Even though the two of us have focused mostly on variable annuities during our collective 75+ years in the annuity business, if we were to start over today knowing all we have learned, we believe we would probably design index annuities (IAs) rather than VAs.
We say this despite all the controversy over index products, despite the bad reputation that some index products have with regulators and despite the bad press many have had with the financial media.
In fact, we believe an index product can accomplish most of the goals of a VA and of a traditional fixed annuity (FA) and yet be free of many problems inherent with both.
The VA was originally created to provide retirement funds that could not be outlived while affording protection against the ravages of inflation of a portfolio of professionally managed and widely diversified equity investments. But shortly after their creation, federal securities regulators determined that VAs were little more than mutual funds with slight trappings of insurance and thus were not exempt from federal securities registration and regulation.
The US Supreme Court, in SEC v. VALIC, 359 U.S. 65 (1959), agreed, and so the VA entered an era of multiple levels of regulation–not only by the SEC, but also by state insurance regulators and the National Association of Securities Dealers.
In recent years, even state securities regulators have begun to try to exercise degrees of jurisdiction over VAs and their sales process.
The regulation is such that it seems the only thing more thoroughly regulated than VAs is nuclear waste.
The critical element in the Supreme Court decision to subject VAs to federal securities regulation was the fact that the entire investment risk in a VA is, unlike with traditional FAs, shifted from the insurer to the policy owner. Thus, the court determined that a VA was not the type of annuity Congress intended to be exempt from the federal securities laws. The result is the abundance of regulation that the product is subjected to today.
By comparison, IAs have the ability to provide consumers with the VA’s 2 main advantages: income for life and a hedge against inflation.

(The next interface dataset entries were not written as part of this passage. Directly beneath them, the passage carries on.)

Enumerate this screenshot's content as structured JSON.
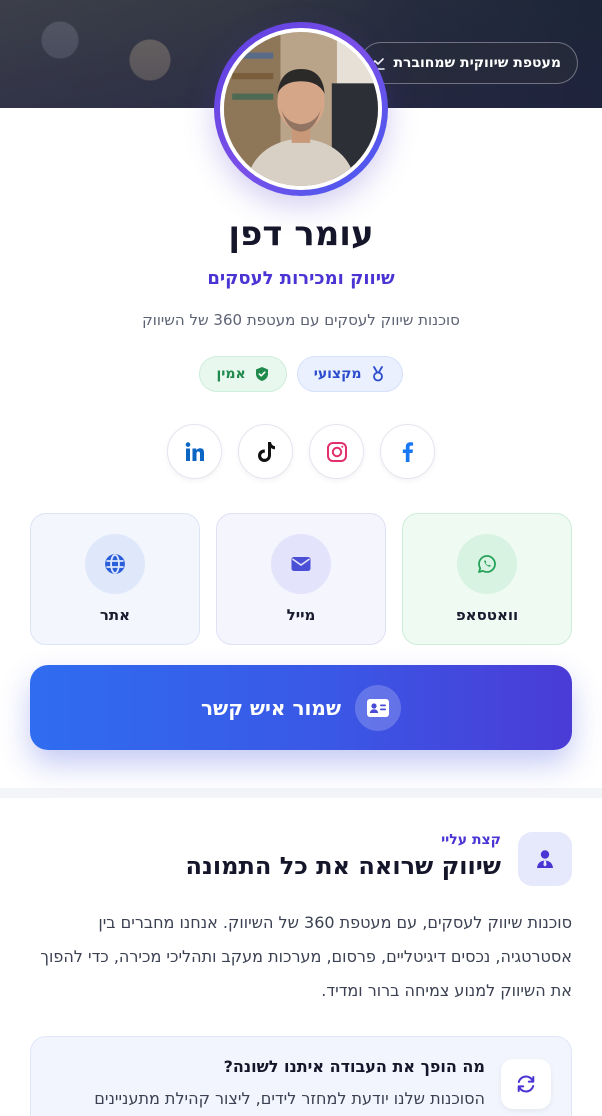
{
  "header": {
    "dashboard_pill": "מעטפת שיווקית שמחוברת"
  },
  "profile": {
    "name": "עומר דפן",
    "title": "שיווק ומכירות לעסקים",
    "description": "סוכנות שיווק לעסקים עם מעטפת 360 של השיווק",
    "badges": [
      {
        "label": "מקצועי",
        "icon": "medal-icon"
      },
      {
        "label": "אמין",
        "icon": "shield-check-icon"
      }
    ]
  },
  "socials": [
    {
      "name": "facebook",
      "icon": "facebook-icon",
      "color": "#1877f2"
    },
    {
      "name": "instagram",
      "icon": "instagram-icon",
      "color": "#e1306c"
    },
    {
      "name": "tiktok",
      "icon": "tiktok-icon",
      "color": "#111111"
    },
    {
      "name": "linkedin",
      "icon": "linkedin-icon",
      "color": "#0a66c2"
    }
  ],
  "actions": [
    {
      "label": "וואטסאפ",
      "icon": "whatsapp-icon",
      "color": "#25a25a"
    },
    {
      "label": "מייל",
      "icon": "mail-icon",
      "color": "#4b4fd6"
    },
    {
      "label": "אתר",
      "icon": "globe-icon",
      "color": "#2b5fd9"
    }
  ],
  "save_contact": {
    "label": "שמור איש קשר",
    "icon": "contact-card-icon"
  },
  "about": {
    "kicker": "קצת עליי",
    "title": "שיווק שרואה את כל התמונה",
    "text": "סוכנות שיווק לעסקים, עם מעטפת 360 של השיווק. אנחנו מחברים בין אסטרטגיה, נכסים דיגיטליים, פרסום, מערכות מעקב ותהליכי מכירה, כדי להפוך את השיווק למנוע צמיחה ברור ומדיד.",
    "info_title": "מה הופך את העבודה איתנו לשונה?",
    "info_text": "הסוכנות שלנו יודעת למחזר לידים, ליצור קהילת מתעניינים"
  },
  "colors": {
    "accent": "#4a35d4",
    "button_start": "#2f6cf0",
    "button_end": "#4a3bd6"
  }
}
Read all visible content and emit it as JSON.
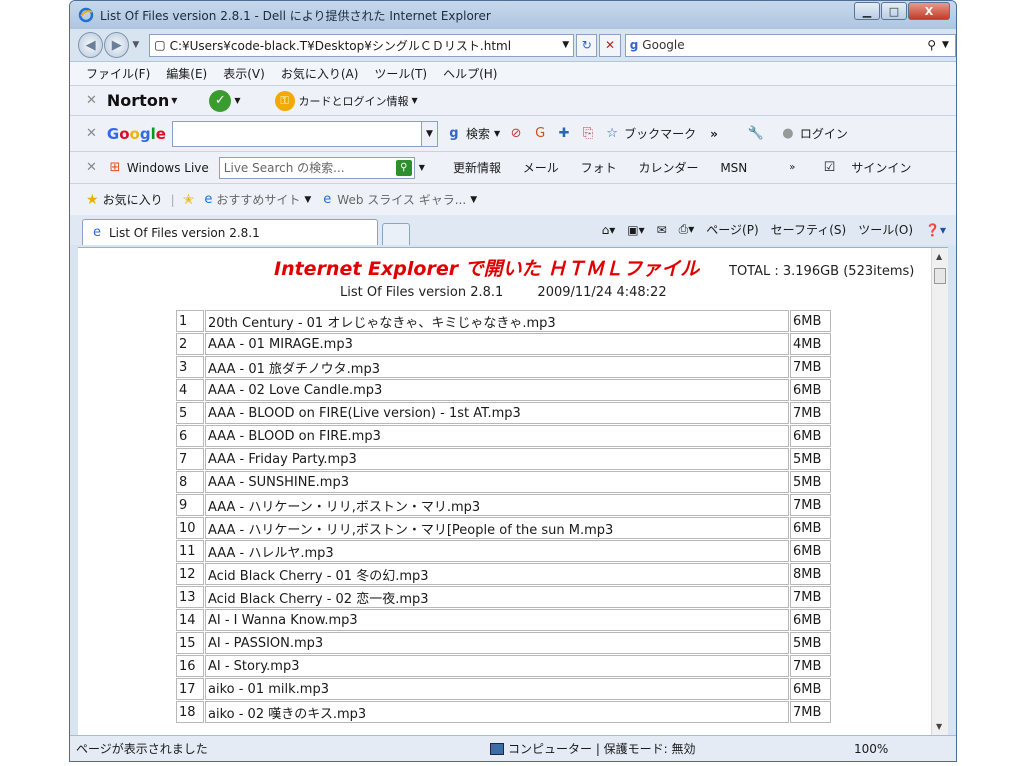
{
  "window": {
    "title": "List Of Files version 2.8.1 - Dell により提供された Internet Explorer",
    "minimize": "▁",
    "maximize": "□",
    "close": "X"
  },
  "address": {
    "url": "C:¥Users¥code-black.T¥Desktop¥シングルＣＤリスト.html",
    "search_engine": "Google"
  },
  "menu": [
    "ファイル(F)",
    "編集(E)",
    "表示(V)",
    "お気に入り(A)",
    "ツール(T)",
    "ヘルプ(H)"
  ],
  "norton": {
    "brand": "Norton",
    "login_info": "カードとログイン情報"
  },
  "google_toolbar": {
    "logo": "Google",
    "search_label": "検索",
    "bookmarks": "ブックマーク",
    "login": "ログイン"
  },
  "live_toolbar": {
    "brand": "Windows Live",
    "search_placeholder": "Live Search の検索...",
    "links": [
      "更新情報",
      "メール",
      "フォト",
      "カレンダー",
      "MSN"
    ],
    "signin": "サインイン"
  },
  "favorites": {
    "label": "お気に入り",
    "suggested": "おすすめサイト",
    "web_slice": "Web スライス ギャラ..."
  },
  "tab": {
    "title": "List Of Files version 2.8.1"
  },
  "command_bar": {
    "page": "ページ(P)",
    "safety": "セーフティ(S)",
    "tools": "ツール(O)"
  },
  "page": {
    "heading": "Internet Explorer で開いた ＨＴＭＬファイル",
    "total": "TOTAL : 3.196GB (523items)",
    "app_version": "List Of Files version 2.8.1",
    "datetime": "2009/11/24 4:48:22",
    "rows": [
      {
        "n": "1",
        "name": "20th Century - 01 オレじゃなきゃ、キミじゃなきゃ.mp3",
        "size": "6MB"
      },
      {
        "n": "2",
        "name": "AAA - 01 MIRAGE.mp3",
        "size": "4MB"
      },
      {
        "n": "3",
        "name": "AAA - 01 旅ダチノウタ.mp3",
        "size": "7MB"
      },
      {
        "n": "4",
        "name": "AAA - 02 Love Candle.mp3",
        "size": "6MB"
      },
      {
        "n": "5",
        "name": "AAA - BLOOD on FIRE(Live version) - 1st AT.mp3",
        "size": "7MB"
      },
      {
        "n": "6",
        "name": "AAA - BLOOD on FIRE.mp3",
        "size": "6MB"
      },
      {
        "n": "7",
        "name": "AAA - Friday Party.mp3",
        "size": "5MB"
      },
      {
        "n": "8",
        "name": "AAA - SUNSHINE.mp3",
        "size": "5MB"
      },
      {
        "n": "9",
        "name": "AAA - ハリケーン・リリ,ボストン・マリ.mp3",
        "size": "7MB"
      },
      {
        "n": "10",
        "name": "AAA - ハリケーン・リリ,ボストン・マリ[People of the sun M.mp3",
        "size": "6MB"
      },
      {
        "n": "11",
        "name": "AAA - ハレルヤ.mp3",
        "size": "6MB"
      },
      {
        "n": "12",
        "name": "Acid Black Cherry - 01 冬の幻.mp3",
        "size": "8MB"
      },
      {
        "n": "13",
        "name": "Acid Black Cherry - 02 恋一夜.mp3",
        "size": "7MB"
      },
      {
        "n": "14",
        "name": "AI - I Wanna Know.mp3",
        "size": "6MB"
      },
      {
        "n": "15",
        "name": "AI - PASSION.mp3",
        "size": "5MB"
      },
      {
        "n": "16",
        "name": "AI - Story.mp3",
        "size": "7MB"
      },
      {
        "n": "17",
        "name": "aiko - 01 milk.mp3",
        "size": "6MB"
      },
      {
        "n": "18",
        "name": "aiko - 02 嘆きのキス.mp3",
        "size": "7MB"
      }
    ]
  },
  "status": {
    "message": "ページが表示されました",
    "zone": "コンピューター | 保護モード: 無効",
    "zoom": "100%"
  }
}
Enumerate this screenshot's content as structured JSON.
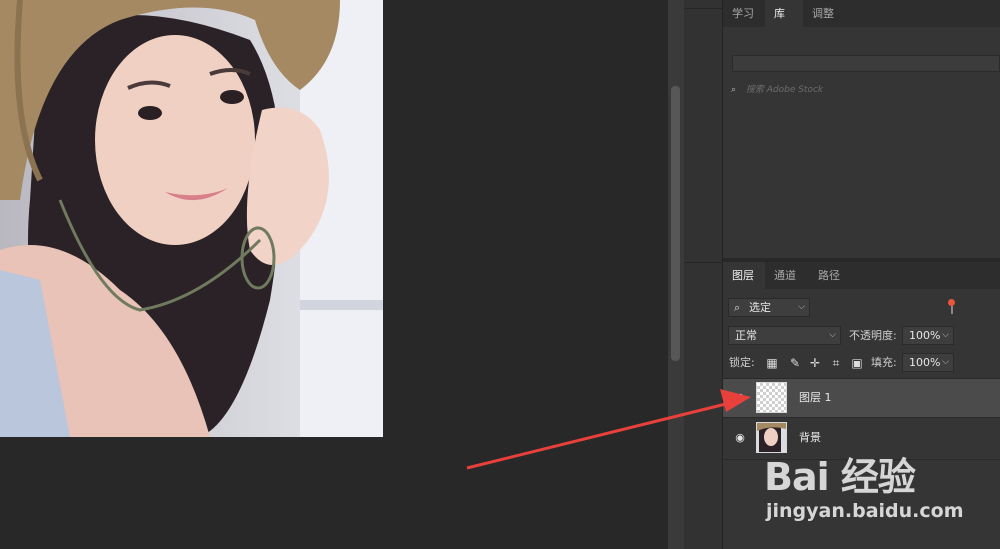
{
  "library_panel": {
    "tabs": [
      "学习",
      "库",
      "调整"
    ],
    "active_tab": "库",
    "search_placeholder": "搜索 Adobe Stock"
  },
  "layers_panel": {
    "tabs": [
      "图层",
      "通道",
      "路径"
    ],
    "active_tab": "图层",
    "filter_kind": "选定",
    "blend_mode": "正常",
    "opacity_label": "不透明度:",
    "opacity_value": "100%",
    "lock_label": "锁定:",
    "fill_label": "填充:",
    "fill_value": "100%",
    "layers": [
      {
        "name": "图层 1",
        "visible": true,
        "selected": true,
        "thumb": "transparent-checker"
      },
      {
        "name": "背景",
        "visible": true,
        "selected": false,
        "thumb": "photo-thumbnail"
      }
    ]
  },
  "watermark": {
    "brand": "Bai 经验",
    "url": "jingyan.baidu.com"
  },
  "colors": {
    "arrow": "#e8403a",
    "filter_dot": "#e8573a"
  }
}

Yet, the IA insurer guarantees stated principal and a minimum investment return. These factors operate to retain the most meaningful elements of the investment risk in the insurer, rather than shifting it to the policy owner.
It is this guarantee of investment results that enables the IA to avoid the federal securities laws and to remain subject only to the regulatory constraints applicable to life insurance products.
Recent pronouncements by the NASD have caused concern regarding whether IAs would continue to be treated as “insurance” rather than “securities.”